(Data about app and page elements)
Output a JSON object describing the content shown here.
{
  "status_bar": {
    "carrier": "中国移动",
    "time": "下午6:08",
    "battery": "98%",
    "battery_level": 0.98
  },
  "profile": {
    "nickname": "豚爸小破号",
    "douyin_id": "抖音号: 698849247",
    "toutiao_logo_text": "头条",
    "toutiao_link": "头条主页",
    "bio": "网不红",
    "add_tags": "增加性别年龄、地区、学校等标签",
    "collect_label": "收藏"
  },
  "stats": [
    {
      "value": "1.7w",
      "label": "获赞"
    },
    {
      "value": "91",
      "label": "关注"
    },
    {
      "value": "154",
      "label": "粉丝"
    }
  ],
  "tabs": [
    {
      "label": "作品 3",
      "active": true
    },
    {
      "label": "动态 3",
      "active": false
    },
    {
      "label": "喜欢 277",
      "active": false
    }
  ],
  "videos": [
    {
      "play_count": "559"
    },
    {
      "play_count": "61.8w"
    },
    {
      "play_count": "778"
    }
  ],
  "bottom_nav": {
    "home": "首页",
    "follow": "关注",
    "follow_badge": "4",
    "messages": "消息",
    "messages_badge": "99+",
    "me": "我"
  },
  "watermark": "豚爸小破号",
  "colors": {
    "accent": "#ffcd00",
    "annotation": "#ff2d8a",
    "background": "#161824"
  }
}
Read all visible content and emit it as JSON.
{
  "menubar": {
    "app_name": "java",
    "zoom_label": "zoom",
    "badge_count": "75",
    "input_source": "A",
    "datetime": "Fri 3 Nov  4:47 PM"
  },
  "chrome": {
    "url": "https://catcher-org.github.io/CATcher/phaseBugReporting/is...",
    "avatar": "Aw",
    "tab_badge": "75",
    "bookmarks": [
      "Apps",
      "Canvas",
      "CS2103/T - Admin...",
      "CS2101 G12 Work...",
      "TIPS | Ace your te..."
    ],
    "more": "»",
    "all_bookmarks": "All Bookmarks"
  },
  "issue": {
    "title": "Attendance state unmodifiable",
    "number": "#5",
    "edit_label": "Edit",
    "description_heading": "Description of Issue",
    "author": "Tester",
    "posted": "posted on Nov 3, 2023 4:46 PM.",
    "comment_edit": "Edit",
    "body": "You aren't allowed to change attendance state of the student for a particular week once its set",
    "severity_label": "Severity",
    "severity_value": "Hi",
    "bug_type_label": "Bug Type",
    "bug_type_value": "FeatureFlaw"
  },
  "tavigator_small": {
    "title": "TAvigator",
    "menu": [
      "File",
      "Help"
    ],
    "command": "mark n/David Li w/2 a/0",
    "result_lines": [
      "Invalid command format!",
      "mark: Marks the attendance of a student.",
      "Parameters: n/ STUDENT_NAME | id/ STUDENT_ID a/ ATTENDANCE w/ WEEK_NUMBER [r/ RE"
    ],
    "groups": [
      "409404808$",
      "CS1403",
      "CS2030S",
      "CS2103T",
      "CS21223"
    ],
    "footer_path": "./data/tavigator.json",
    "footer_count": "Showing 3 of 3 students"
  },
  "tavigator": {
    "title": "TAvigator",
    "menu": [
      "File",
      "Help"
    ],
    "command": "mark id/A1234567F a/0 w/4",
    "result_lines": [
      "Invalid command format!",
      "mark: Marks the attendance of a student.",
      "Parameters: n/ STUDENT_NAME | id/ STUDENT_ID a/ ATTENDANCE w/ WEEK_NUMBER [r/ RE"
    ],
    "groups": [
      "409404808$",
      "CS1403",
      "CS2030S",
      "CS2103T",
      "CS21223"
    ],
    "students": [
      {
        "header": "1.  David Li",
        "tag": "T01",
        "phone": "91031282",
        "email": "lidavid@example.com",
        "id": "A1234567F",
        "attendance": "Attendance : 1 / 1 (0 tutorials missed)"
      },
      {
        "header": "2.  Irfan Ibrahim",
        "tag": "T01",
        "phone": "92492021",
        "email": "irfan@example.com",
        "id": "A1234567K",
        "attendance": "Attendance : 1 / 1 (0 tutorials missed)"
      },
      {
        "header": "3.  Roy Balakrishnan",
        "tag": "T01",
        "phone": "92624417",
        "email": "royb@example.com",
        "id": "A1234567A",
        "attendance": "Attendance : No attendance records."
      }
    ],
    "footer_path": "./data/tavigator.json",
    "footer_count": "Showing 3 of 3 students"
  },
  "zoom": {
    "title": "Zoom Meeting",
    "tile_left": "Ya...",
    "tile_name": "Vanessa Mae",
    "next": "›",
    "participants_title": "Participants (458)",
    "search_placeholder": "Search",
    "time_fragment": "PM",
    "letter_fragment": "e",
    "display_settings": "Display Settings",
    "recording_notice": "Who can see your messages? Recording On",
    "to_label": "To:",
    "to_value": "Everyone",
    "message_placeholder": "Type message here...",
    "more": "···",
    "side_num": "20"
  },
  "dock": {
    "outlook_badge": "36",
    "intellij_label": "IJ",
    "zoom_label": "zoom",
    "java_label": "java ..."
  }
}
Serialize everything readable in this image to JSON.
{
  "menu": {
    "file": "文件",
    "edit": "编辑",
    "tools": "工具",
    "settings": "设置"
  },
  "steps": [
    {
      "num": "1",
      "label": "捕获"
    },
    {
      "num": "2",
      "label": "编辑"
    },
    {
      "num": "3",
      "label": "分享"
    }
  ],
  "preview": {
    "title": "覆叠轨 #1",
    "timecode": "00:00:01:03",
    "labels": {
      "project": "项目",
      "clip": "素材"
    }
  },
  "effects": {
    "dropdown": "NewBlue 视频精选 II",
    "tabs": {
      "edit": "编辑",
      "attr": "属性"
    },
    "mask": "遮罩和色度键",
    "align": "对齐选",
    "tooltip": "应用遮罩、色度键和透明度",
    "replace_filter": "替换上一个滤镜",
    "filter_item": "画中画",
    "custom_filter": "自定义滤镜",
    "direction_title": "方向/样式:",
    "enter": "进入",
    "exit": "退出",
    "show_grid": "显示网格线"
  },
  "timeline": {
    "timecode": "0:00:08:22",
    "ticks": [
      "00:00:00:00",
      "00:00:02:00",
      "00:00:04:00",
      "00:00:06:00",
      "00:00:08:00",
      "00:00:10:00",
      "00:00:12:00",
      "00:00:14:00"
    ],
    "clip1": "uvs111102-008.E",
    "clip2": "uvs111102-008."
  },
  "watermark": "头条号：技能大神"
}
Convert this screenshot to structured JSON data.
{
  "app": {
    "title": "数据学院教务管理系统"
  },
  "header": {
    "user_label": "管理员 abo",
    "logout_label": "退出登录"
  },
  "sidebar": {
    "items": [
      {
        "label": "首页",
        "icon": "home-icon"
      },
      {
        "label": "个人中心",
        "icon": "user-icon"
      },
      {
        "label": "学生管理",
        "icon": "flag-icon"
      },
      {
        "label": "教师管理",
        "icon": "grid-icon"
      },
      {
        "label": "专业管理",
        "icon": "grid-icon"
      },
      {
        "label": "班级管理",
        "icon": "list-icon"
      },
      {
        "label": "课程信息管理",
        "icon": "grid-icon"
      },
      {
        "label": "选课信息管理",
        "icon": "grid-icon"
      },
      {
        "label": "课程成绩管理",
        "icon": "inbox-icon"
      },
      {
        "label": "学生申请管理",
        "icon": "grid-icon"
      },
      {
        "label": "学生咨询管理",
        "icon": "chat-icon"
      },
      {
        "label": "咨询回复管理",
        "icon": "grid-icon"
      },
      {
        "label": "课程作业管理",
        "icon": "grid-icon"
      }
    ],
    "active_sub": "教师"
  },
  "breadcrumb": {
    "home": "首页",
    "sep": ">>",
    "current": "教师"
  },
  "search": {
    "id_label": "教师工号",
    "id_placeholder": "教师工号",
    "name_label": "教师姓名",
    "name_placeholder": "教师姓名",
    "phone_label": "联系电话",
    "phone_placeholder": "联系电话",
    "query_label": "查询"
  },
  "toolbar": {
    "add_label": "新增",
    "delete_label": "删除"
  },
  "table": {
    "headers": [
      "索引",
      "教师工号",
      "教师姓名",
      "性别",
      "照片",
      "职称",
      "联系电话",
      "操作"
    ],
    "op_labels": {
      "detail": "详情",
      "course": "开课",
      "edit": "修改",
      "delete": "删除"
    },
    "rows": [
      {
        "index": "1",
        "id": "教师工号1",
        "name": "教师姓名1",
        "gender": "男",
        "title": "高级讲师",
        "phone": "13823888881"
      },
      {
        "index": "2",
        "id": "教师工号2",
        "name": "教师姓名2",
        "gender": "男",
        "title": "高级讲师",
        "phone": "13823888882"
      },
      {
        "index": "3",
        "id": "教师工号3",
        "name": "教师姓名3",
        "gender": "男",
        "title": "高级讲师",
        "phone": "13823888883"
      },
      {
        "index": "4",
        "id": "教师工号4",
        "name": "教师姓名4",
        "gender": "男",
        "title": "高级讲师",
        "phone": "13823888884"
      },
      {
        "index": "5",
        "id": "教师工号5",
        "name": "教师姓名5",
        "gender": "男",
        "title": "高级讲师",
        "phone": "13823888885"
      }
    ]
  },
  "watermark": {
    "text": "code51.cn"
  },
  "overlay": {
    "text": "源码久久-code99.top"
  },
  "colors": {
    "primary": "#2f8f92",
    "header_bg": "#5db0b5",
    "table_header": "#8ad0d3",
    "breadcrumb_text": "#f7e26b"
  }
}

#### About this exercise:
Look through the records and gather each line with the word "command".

#### Expected output:
    "command": "mark n/David Li w/2 a/0",
      "Invalid command format!",
    "command": "mark id/A1234567F a/0 w/4",
      "Invalid command format!",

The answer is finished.